Retina display MacBook Pro puts an end to the 17-inch

One sad footnote following today’s WWDC keynote: it appears that Apple has put an end to the 17-inch MacBook Pro, at least for now. The unit is no longer in Apple’s tech specs product matrix.

Up until yesterday, Apple still listed the 17-inch MacBook Pro as an option – the $2,499 machine came equipped with a 2.4 GHz quad-core i7 microprocessor, 750 GB hard disk drive, and AMD Radeon HD 6770M GPU. The system may still be available through some third-party Mac resellers, and is still listed among the refurbished units available sold via Apple’s online store.

Billed by Apple as “the ultimate mobile studio,” the system came equipped with a 1920 x 1200 pixel display.

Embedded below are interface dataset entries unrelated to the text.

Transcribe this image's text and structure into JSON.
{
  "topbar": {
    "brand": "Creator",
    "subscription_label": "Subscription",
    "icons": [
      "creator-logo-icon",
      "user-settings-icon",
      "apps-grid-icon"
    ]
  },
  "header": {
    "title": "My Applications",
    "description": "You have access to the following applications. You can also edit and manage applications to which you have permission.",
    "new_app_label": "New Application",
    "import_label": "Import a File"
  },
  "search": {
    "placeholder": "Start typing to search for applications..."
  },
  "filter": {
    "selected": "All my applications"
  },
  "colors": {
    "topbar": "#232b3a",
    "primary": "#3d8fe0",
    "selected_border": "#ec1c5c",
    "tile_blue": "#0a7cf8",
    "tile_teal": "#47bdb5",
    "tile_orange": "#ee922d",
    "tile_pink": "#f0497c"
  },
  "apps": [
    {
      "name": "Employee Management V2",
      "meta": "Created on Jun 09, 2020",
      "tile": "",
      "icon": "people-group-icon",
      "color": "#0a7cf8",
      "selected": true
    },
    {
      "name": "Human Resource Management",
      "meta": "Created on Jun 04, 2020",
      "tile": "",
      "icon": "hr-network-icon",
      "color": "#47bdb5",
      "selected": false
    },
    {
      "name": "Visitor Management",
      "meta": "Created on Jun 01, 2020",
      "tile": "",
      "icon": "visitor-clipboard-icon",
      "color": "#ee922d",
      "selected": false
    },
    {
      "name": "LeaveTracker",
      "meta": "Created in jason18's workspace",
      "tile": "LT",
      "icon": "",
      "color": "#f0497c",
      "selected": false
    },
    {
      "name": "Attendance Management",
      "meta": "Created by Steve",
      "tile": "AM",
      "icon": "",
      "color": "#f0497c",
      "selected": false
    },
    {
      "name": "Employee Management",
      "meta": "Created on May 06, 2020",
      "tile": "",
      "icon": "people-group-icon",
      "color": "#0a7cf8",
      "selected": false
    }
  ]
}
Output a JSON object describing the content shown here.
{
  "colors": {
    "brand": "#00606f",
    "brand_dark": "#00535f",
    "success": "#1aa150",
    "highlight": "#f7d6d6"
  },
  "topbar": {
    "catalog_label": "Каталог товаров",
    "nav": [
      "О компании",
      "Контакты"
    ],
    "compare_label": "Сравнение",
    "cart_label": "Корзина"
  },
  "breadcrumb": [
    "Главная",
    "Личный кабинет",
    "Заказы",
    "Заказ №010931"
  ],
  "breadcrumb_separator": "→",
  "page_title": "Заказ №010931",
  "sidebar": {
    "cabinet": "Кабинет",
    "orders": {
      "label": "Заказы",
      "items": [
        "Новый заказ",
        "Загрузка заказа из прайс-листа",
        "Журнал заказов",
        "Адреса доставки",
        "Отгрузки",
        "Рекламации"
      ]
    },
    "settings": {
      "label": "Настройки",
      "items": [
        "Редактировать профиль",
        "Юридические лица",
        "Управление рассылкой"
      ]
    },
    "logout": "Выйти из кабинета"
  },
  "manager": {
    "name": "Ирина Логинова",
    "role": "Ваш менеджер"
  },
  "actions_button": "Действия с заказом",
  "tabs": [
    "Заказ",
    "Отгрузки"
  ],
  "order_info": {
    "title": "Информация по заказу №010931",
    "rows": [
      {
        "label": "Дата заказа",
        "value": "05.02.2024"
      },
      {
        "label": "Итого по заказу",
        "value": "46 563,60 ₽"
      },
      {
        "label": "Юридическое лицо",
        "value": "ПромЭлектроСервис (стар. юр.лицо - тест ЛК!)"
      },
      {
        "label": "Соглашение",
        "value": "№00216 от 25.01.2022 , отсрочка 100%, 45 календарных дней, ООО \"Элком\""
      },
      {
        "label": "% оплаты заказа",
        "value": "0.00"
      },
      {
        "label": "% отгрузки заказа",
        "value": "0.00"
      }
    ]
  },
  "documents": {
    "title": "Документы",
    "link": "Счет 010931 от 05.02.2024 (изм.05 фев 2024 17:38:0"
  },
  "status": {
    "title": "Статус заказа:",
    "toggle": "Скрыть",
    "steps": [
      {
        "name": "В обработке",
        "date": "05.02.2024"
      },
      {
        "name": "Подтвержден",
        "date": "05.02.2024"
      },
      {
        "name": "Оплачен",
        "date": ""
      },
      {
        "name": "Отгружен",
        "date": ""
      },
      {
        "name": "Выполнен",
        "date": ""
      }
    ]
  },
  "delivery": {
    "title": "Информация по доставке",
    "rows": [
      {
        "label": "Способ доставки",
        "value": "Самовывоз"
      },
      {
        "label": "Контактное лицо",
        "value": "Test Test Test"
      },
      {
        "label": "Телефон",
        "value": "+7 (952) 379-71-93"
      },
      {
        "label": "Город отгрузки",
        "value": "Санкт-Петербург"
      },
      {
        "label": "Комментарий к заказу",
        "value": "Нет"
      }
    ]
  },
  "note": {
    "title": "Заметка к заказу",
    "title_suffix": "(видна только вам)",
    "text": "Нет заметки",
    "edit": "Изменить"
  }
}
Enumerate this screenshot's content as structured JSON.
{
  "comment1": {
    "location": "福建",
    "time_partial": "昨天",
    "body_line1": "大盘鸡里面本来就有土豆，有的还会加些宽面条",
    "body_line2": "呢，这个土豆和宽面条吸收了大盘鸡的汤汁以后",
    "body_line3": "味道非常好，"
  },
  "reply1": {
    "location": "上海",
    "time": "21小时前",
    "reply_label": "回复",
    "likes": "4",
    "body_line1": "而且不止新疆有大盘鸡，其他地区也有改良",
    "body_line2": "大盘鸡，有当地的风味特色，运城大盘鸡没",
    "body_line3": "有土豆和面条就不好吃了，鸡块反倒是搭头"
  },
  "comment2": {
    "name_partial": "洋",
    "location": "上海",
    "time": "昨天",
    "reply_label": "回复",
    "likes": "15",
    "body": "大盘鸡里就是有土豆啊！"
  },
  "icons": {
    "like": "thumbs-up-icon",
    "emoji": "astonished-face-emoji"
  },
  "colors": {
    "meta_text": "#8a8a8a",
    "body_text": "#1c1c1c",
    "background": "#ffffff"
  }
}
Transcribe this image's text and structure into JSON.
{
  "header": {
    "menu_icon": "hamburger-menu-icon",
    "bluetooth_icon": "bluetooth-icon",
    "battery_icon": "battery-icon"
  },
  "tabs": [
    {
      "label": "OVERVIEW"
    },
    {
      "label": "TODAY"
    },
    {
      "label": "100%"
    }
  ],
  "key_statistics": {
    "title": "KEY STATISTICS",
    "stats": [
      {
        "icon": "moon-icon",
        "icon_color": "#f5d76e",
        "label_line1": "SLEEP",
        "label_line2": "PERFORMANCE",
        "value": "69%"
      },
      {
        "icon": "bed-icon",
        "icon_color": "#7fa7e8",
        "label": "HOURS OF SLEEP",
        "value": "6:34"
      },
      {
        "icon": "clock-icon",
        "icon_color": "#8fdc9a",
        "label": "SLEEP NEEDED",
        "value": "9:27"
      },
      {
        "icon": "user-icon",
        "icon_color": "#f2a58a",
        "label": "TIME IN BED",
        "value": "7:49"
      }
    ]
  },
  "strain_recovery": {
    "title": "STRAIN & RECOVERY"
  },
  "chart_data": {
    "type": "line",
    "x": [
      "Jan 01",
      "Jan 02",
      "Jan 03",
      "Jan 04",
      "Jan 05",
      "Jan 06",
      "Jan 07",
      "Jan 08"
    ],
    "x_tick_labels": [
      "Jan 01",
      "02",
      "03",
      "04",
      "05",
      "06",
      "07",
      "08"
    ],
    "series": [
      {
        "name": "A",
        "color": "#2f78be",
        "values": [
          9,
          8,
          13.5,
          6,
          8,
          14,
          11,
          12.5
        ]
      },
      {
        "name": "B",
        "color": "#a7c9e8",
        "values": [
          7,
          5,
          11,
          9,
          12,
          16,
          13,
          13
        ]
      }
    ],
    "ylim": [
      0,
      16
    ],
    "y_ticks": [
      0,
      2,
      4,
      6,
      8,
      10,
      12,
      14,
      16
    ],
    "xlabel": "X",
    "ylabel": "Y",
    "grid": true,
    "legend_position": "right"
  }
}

And that, right there, is probably why Apple chose to put an end to the massive mobile workstation.

Because on Monday, Apple also introduced the Retina Display-equipped 15.4-inch MacBook Pro. That newly-tooled machine sports an astonishing 2880 x 1800 pixel display – the highest resolution of any laptop available today, and higher even than Apple’s 27-inch Thunderbolt Display.

While there might be some benefit to the larger form factor of the 17-inch, it does seem increasingly anachronistic to have such a massive laptop when its primary benefit – higher resolution – has been usurped by a slimmer, smaller model that is mostly its better, for less money to start. A Retina Display-equipped MacBook Pro with comparable storage and better graphics is only $300 more than a 17-inch MacBook Pro would be.

I admit to a special fondness for the 17-inch model. I hopped on board that bandwagon years ago, when Apple introduced the 17-inch PowerBook G4, and stuck with that size after Apple made the Intel switch with the MacBook Pro. It was huge, heavy and unwieldy – I rarely walked away from a week-long sojourn at a trade show without welts on my shoulders from lugging the thing around in my backpack – but it was comfortable to use, in the same way that a vintage Cadillac is a comfortable ride.

I only gave up the 17-inch years later when a hardening economy and my own emptier pockets forced me to downsize. Now I’ve gone to the other end of the spectrum – I’m writing this article on an 11-inch MacBook Air. It’s certainly not as big and comfy as my old 17-inch MacBook Pro, but I don’t miss the welts.